Website and app data records
*****
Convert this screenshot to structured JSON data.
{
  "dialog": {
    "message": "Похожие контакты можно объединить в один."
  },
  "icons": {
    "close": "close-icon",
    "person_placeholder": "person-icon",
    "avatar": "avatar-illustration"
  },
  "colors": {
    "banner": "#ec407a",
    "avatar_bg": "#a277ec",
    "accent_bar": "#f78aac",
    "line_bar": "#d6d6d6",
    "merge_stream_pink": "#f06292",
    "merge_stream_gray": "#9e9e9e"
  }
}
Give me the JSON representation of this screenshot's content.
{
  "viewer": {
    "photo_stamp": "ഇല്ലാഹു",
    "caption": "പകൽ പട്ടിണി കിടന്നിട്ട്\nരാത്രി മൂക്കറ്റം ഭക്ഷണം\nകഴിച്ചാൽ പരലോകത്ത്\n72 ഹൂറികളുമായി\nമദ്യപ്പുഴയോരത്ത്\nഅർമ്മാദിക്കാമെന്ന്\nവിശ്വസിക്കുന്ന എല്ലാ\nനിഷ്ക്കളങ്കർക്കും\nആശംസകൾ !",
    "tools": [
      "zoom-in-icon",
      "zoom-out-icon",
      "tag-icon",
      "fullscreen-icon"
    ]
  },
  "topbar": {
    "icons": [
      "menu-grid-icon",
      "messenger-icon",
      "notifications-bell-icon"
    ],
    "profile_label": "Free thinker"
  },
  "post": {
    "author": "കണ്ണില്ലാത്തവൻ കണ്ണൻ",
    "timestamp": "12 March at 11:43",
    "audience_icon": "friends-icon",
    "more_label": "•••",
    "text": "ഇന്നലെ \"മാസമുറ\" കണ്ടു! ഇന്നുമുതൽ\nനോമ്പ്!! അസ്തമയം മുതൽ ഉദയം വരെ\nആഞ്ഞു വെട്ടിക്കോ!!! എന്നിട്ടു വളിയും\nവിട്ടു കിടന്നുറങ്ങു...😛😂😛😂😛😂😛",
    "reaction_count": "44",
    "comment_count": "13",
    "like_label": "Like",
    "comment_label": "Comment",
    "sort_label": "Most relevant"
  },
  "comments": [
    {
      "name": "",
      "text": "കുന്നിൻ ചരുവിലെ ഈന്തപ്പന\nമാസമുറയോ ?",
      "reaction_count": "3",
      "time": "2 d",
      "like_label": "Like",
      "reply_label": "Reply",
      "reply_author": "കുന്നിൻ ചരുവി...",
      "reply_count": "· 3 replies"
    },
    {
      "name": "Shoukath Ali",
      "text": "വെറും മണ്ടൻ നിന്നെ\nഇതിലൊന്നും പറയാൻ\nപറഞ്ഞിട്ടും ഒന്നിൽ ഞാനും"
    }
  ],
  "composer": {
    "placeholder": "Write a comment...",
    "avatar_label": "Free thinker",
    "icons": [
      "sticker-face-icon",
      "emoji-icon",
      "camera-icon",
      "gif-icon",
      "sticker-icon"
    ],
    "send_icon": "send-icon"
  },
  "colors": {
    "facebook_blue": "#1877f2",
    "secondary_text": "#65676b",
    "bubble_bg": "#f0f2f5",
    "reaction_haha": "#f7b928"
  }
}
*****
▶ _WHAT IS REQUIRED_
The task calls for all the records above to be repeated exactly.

▶ _RESULT OF THE TASK_
Convert this screenshot to structured JSON data.
{
  "dialog": {
    "message": "Похожие контакты можно объединить в один."
  },
  "icons": {
    "close": "close-icon",
    "person_placeholder": "person-icon",
    "avatar": "avatar-illustration"
  },
  "colors": {
    "banner": "#ec407a",
    "avatar_bg": "#a277ec",
    "accent_bar": "#f78aac",
    "line_bar": "#d6d6d6",
    "merge_stream_pink": "#f06292",
    "merge_stream_gray": "#9e9e9e"
  }
}
Give me the JSON representation of this screenshot's content.
{
  "viewer": {
    "photo_stamp": "ഇല്ലാഹു",
    "caption": "പകൽ പട്ടിണി കിടന്നിട്ട്\nരാത്രി മൂക്കറ്റം ഭക്ഷണം\nകഴിച്ചാൽ പരലോകത്ത്\n72 ഹൂറികളുമായി\nമദ്യപ്പുഴയോരത്ത്\nഅർമ്മാദിക്കാമെന്ന്\nവിശ്വസിക്കുന്ന എല്ലാ\nനിഷ്ക്കളങ്കർക്കും\nആശംസകൾ !",
    "tools": [
      "zoom-in-icon",
      "zoom-out-icon",
      "tag-icon",
      "fullscreen-icon"
    ]
  },
  "topbar": {
    "icons": [
      "menu-grid-icon",
      "messenger-icon",
      "notifications-bell-icon"
    ],
    "profile_label": "Free thinker"
  },
  "post": {
    "author": "കണ്ണില്ലാത്തവൻ കണ്ണൻ",
    "timestamp": "12 March at 11:43",
    "audience_icon": "friends-icon",
    "more_label": "•••",
    "text": "ഇന്നലെ \"മാസമുറ\" കണ്ടു! ഇന്നുമുതൽ\nനോമ്പ്!! അസ്തമയം മുതൽ ഉദയം വരെ\nആഞ്ഞു വെട്ടിക്കോ!!! എന്നിട്ടു വളിയും\nവിട്ടു കിടന്നുറങ്ങു...😛😂😛😂😛😂😛",
    "reaction_count": "44",
    "comment_count": "13",
    "like_label": "Like",
    "comment_label": "Comment",
    "sort_label": "Most relevant"
  },
  "comments": [
    {
      "name": "",
      "text": "കുന്നിൻ ചരുവിലെ ഈന്തപ്പന\nമാസമുറയോ ?",
      "reaction_count": "3",
      "time": "2 d",
      "like_label": "Like",
      "reply_label": "Reply",
      "reply_author": "കുന്നിൻ ചരുവി...",
      "reply_count": "· 3 replies"
    },
    {
      "name": "Shoukath Ali",
      "text": "വെറും മണ്ടൻ നിന്നെ\nഇതിലൊന്നും പറയാൻ\nപറഞ്ഞിട്ടും ഒന്നിൽ ഞാനും"
    }
  ],
  "composer": {
    "placeholder": "Write a comment...",
    "avatar_label": "Free thinker",
    "icons": [
      "sticker-face-icon",
      "emoji-icon",
      "camera-icon",
      "gif-icon",
      "sticker-icon"
    ],
    "send_icon": "send-icon"
  },
  "colors": {
    "facebook_blue": "#1877f2",
    "secondary_text": "#65676b",
    "bubble_bg": "#f0f2f5",
    "reaction_haha": "#f7b928"
  }
}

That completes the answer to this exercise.